Building a GPU-Based Qwak Model

When training a Deep Learning model, you'll often want to use GPUs during the training process.
The Qwak platform has got you covered:

To see that a GPU(s) was provided, print the number of available GPUs:

# catboost
from catboost.utils import get_gpu_device_count
print(f'{get_gpu_device_count()} GPU devices')

# tensorflow
import tensorflow as tf
print(f'{len(tf.config.list_physical_devices("GPU"))} GPU devices')

# pytorch
import torch
print(f'{torch.cuda.device_count()} GPU devices')

The GPU type and amount are specified at build time:

qwak models build  ... --gpu-type NVIDIA_K80 --gpu-amount 1 .



We use an EC2 Spot Instances during the build, so when setting a GPU-based build, it might take a little longer until a GPU Spot Instance is available.

Available GPU Types and Amounts

GPU typeAvailable amounts
NVIDIA K801 / 8 / 16
NVIDIA Tesla V1001 / 4 / 8
NVIDIA T41 / 2 / 4
NVIDIA A101 / 2 / 4 / 8

Training an Example Model using GPUs

Let's train a text classifier using a pre-trained Huggingface model.

Let's assume that you've already generated an empty Qwak model project. No worries if you haven't - have a look at our Getting Started guide.

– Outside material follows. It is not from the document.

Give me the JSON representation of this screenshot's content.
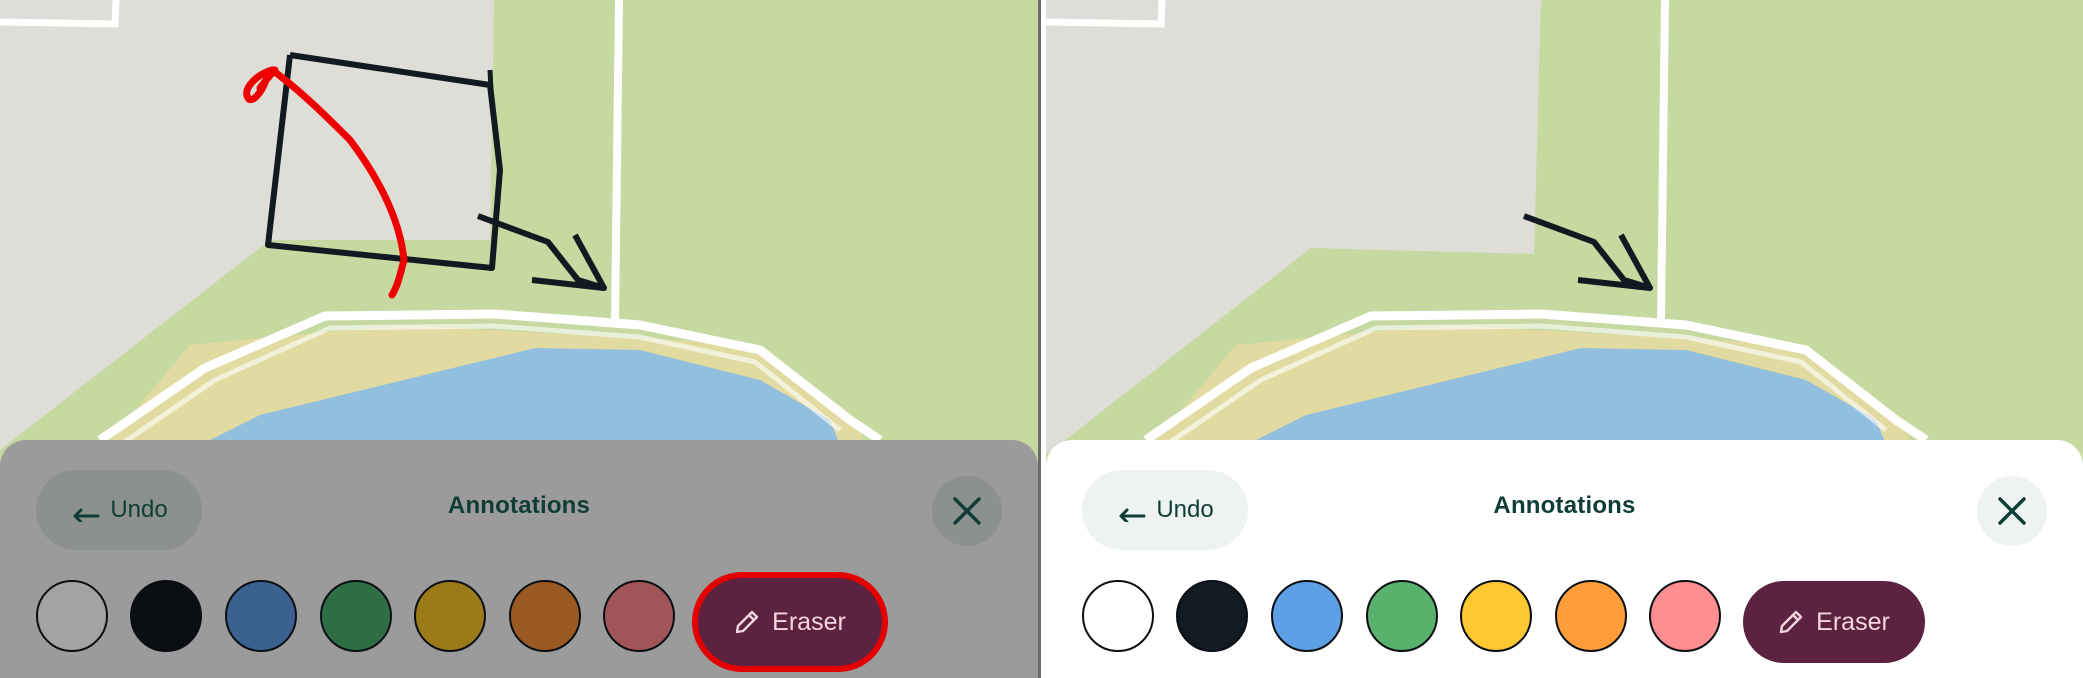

First, we have to specify the model dependencies. In this example, we use conda to provide dependencies:

name: GpuExample
  - defaults
  - conda-forge
  - huggingface
  - pytorch
  - python=3.7
  - pip=20.0.3
  - pandas=1.1.5
  - transformers
  - datasets
  - pytorch
  - huggingface_hub==0.2.1
  - scikit-learn

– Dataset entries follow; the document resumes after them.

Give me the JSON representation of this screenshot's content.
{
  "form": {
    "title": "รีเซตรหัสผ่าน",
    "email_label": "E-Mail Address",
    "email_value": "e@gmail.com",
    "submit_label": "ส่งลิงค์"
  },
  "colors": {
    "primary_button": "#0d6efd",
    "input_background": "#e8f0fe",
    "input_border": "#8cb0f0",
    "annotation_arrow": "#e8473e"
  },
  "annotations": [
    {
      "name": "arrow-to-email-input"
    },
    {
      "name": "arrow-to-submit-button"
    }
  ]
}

After specifying the dependencies, we can open the file and start implementing the Qwak model. Let's begin with all the required imports:

import pandas as pd
import numpy as np
import qwak
from qwak.model.base import QwakModelInterface
from datasets import load_dataset, load_metric
from transformers import AutoTokenizer, AutoModelForSequenceClassification
from transformers import TrainingArguments, Trainer

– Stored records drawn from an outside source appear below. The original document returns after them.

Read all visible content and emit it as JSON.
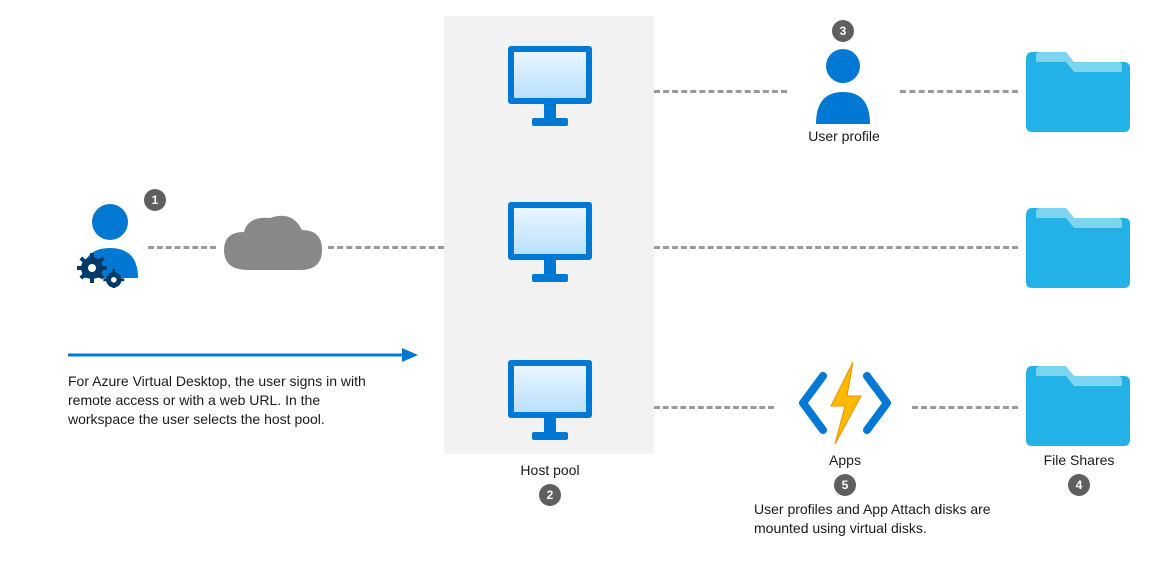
{
  "diagram": {
    "step1": {
      "num": "1",
      "desc": "For Azure Virtual Desktop, the user signs in with remote access or with a web URL. In the workspace the user selects the host pool."
    },
    "step2": {
      "num": "2",
      "label": "Host pool"
    },
    "step3": {
      "num": "3",
      "label": "User profile"
    },
    "step4": {
      "num": "4",
      "label": "File Shares"
    },
    "step5": {
      "num": "5",
      "label": "Apps",
      "desc": "User profiles and App Attach disks are mounted using virtual disks."
    },
    "icons": {
      "user_gear": "user-gear-icon",
      "cloud": "cloud-icon",
      "monitor": "monitor-icon",
      "user": "user-icon",
      "apps": "azure-function-icon",
      "folder": "folder-icon"
    },
    "colors": {
      "azure_blue": "#0078d4",
      "light_blue": "#23b2e8",
      "orange": "#ffb900",
      "gray": "#888888"
    }
  }
}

Now, we can create the tokenizer and model instance in the __init__ function:

class GpuExample(QwakModelInterface):

    def __init__(self):
        self.tokenizer = AutoTokenizer.from_pretrained("bert-base-cased")
        self.model = AutoModelForSequenceClassification.from_pretrained("bert-base-cased", num_labels=2)

We define the model training code in the build function. We will train a classifier to determine whether a Yelp review is positive or negative using one of the datasets provided by Huggingface.

Note that we limit the input dataset by selecting only 500 entries (.select(range(500))), and we run only one epoch. We do it to speed up the training in this example. Don't do it in production.

    def build(self):
        def tokenize(examples):
            return self.tokenizer(examples['text'], padding='max_length', truncation=True)

        dataset = load_dataset('yelp_polarity')
        tokenized_dataset =, batched=True)

        print('Selecting the data...')
        train_dataset = tokenized_dataset['train'].shuffle(seed=42).select(range(500))
        eval_dataset = tokenized_dataset['test'].shuffle(seed=42).select(range(500))
        tokenized_dataset = None # We don't need them anymore. We can let the garbage collector free the memory.
        dataset = None

        metric = load_metric('accuracy')

        def compute_metrics(eval_pred):
            logits, labels = eval_pred
            predictions = np.argmax(logits, axis=1)
            return metric.compute(predictions=predictions, references=labels)

        training_args = TrainingArguments(

        trainer = Trainer(


The last thing we need in the is the predict function that will be deployed and run the ML inference. We will extract the text from the input DataFrame, run tokenization, and pass the tensors to the model. Finally, we extract the predictions from the output and send them back as the model response.

    def predict(self, df: pd.DataFrame) -> pd.DataFrame:
        input_data = list(df['text'].values)
        tokenized = self.tokenizer(input_data, padding='max_length', truncation=True, return_tensors='pt')
        response = self.model(**tokenized)
        return pd.DataFrame(response.logits.softmax(dim=1).tolist())

Finally, we will implement a test to check whether everything works fine. In production, you should check all business cases supported by the model. Here, we will only show the test structure by implementing a single test.

Let's copy the following code to the tests/ file:

import pandas as pd
from qwak_mock import real_time_client

def test_realtime_api(real_time_client):
    feature_vector = [
            'text': 'The best place ever!'

    classification: pd.DataFrame = real_time_client.predict(feature_vector)
    assert classification.values[0][1] > 0.5

Our model is quite large, so in addition to requesting a GPU, we'll also request to increase the number of GPU's that will translate to more memory:

qwak models build --model-id example-gpu --gpu-type NVIDIA_K80 --gpu-amount 8 .